I’m finally able to share some big news for fans of Mortal Engines (and indeed, writers of Mortal Engines). I’m not sure how much I can say about it at the moment, so I’m just going to leave some salient bits of the press release here.
Peter Jackson and Fran Walsh (The Lord of the Rings and The Hobbit trilogies) are making the feature Mortal Engines, based on the award winning book series of the same name from British author Philip Reeve.
Jackson and Walsh have co-written the screenplay with collaborator Philippa Boyens (The Lord of the Rings and The Hobbit trilogies). Christian Rivers is attached to direct. Christian has spent the majority of his 25-year career working closely with Jackson, beginning as a Story Board Artist, later moving into supervising visual effects and finally serving as Splinter Unit Director on The Hobbit trilogies. Christian won an Academy Award® for his work on the 2005 film, King Kong (Best Achievement in Visual Effects). He also recently served as second unit director on the remake of Pete’s Dragon. Mortal Engines is his first project as Director.
“Christian is one of my closest collaborators,” says Jackson, “The combination of emotion and jaw-dropping visuals in ‘Mortal Engines’ makes this the perfect movie for his move into feature directing. What Christian intends to do with Philip Reeve’s terrific story is going to result in an original and spectacular movie. I wish I could see it tomorrow!”

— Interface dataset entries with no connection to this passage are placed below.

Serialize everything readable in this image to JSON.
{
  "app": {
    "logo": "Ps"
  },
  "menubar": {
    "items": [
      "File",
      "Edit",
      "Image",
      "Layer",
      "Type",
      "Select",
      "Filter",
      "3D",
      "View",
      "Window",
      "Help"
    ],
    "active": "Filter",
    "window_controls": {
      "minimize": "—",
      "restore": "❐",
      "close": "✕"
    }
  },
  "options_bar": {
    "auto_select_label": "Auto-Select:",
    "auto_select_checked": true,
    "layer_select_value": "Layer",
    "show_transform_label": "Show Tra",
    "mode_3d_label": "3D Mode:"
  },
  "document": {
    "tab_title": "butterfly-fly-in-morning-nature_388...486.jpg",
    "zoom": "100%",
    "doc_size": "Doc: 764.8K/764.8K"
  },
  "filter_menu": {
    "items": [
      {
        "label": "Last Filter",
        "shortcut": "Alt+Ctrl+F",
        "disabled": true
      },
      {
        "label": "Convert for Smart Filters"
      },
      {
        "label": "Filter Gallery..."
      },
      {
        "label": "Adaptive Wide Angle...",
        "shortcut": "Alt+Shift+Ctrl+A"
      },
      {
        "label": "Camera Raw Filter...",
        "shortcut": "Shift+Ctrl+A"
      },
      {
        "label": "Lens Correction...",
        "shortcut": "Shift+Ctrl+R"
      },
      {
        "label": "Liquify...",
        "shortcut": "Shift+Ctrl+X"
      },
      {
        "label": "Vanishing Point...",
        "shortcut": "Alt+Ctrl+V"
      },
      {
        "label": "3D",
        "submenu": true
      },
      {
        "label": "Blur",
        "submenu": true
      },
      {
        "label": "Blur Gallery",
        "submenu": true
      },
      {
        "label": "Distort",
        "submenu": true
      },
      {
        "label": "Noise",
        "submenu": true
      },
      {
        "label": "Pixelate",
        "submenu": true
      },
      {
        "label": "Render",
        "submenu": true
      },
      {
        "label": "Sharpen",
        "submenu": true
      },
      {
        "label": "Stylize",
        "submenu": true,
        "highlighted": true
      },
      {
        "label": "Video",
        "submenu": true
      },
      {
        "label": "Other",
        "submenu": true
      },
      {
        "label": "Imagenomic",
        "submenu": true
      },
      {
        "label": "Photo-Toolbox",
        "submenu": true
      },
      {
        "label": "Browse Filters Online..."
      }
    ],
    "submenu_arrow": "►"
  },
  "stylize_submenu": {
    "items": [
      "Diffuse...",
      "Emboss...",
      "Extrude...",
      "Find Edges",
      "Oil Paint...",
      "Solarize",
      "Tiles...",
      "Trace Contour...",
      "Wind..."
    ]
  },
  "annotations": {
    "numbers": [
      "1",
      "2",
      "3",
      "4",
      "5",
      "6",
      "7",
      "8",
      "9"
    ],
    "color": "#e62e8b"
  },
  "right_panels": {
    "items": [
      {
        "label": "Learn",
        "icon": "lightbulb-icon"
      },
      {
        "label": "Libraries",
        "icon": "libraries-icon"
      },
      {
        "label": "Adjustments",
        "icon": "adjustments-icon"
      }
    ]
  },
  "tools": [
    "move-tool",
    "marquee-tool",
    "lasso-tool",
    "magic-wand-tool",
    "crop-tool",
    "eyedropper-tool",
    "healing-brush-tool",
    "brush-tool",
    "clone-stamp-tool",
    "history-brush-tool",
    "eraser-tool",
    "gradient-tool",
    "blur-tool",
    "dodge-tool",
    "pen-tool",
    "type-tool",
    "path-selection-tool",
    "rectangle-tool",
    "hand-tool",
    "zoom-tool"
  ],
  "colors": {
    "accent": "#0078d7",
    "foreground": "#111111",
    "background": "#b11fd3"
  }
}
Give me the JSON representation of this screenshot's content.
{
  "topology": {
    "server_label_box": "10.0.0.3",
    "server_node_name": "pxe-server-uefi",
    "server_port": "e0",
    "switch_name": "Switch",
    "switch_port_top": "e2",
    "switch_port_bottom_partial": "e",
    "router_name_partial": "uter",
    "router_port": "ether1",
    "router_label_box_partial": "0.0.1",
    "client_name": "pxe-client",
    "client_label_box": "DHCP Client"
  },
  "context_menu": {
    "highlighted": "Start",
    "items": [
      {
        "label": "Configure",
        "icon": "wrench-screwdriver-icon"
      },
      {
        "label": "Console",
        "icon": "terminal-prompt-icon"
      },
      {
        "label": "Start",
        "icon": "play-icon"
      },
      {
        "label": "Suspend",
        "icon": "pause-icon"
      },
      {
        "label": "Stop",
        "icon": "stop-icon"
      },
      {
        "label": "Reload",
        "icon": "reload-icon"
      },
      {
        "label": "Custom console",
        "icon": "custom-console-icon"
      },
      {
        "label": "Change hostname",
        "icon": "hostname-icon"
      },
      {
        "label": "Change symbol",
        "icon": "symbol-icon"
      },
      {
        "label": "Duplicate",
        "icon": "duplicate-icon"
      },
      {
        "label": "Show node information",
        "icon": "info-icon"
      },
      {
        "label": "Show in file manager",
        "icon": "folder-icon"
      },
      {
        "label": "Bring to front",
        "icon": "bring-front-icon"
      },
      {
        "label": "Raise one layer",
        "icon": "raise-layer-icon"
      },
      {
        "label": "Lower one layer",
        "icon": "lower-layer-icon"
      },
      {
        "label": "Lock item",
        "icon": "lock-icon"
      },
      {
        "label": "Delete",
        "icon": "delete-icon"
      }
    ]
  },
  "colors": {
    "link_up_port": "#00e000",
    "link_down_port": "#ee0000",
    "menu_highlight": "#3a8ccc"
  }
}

“’Mortal Engines’ is one of those stories that was made for the big screen,” says Rivers. “A fantastical, futuristic world that has to be seen to be believed. At its heart though, it’s a beautiful love story and a richly complex character driven adventure. To be the director who gets to bring Philip Reeve’s incredible universe to life is a dream come true.”
“I’m thrilled that Christian, Fran, Philippa and Peter are bringing my book to the screen,” said Philip Reeve. “They’ve created some of the most memorable imaginary worlds in modern cinema, so I can’t wait to experience their vision of the world of ‘Mortal Engines.’”
The actor Robert Sheehan is playing the part of Tom Natsworthy in the Mortal Engines movie at this moment (well, it’s happening in New Zealand so I hope he’s tucked up in bed while I write this, but you know what I’m driving at). Anyway, the lovely people who run his online fan community The Sheehab got in touch with some questions which I’ve answered here. (I don’t know much about the film, and couldnt discuss it even if I did, so we mainly concentrated on the books.) They’re good questions! I hope I’ll be able to do more with the Sheehab as the movie’s 2018 release date draws nearer…
Now that Railhead is on the shortlist for the Carnegie Medal pupils in schools all over the country will be reading it as part of the Carnegie Shadowing scheme (and probably going ‘this is SO BORING’, but hopefully it’s winning a few new fans). Anyway, here’s an interview which I recorded for the Carnegie/Kate Greenaway website. It was shot outside my house a few weeks ago, and the curious creatures in the background are Alfie and Iggy, the alpacas.
Here’s a companion video in which I put my glasses on and read an excerpt from early on in the book…
I’m very pleased to learn that Railhead has made it onto the shortlist for this year’s Carnegie Medal!
The Carnegie is one of the most prestigious UK prizes for children’s books, awarded by CILIP (the Chartered Institute of Library and Information Professionals). It’s a great honour, and a very strong shortlist. The winner will be announced at a ceremony in London on xx June, but whatever happens it’s lovely to be on the shortlist again, (I was previously shortlisted for Fever Crumb, and foe Here Lies Arthur, which went on to win). Congratulations to all the other shortlists! I’m very grateful to all the librarians who have supported Railhead.
Meanwhile, the UKLA (United Kingdom Literacy Association) has also shortlisted Railhead for its 2017 award – and Pugs of the Frozen North, the third of my collaborations with Sarah McIntyre, is also shortlisted in the younger category!
As with the Carnegie, the UKLA shortlist is very strong (it’s been a good year for children’s books) and you can see it here.
Meanwhile, across the Atlantic, the Science Fiction Writers of America have been drawing up the shortlists for their famous Nebula Awards, and they’ve nominated Railhead for an André Norton Award (a prize for books aimed at children or young adults, and named after an author whose space stories I used to read when I was at school – very good they were too). The shortlist also includes Frances Hardinge’s superb The Lie Tree, and you can find it here.
Needless to say, I don’t hold out high hopes of winning all (or any) of these awards in the face of such stiff competition, but fingers crossed. And it’s nice to know that Railhead is good enough to get on shortlists. I hope this will draw it to the attention of some new readers, and that some of them will go on to read the sequel, Black Light Express.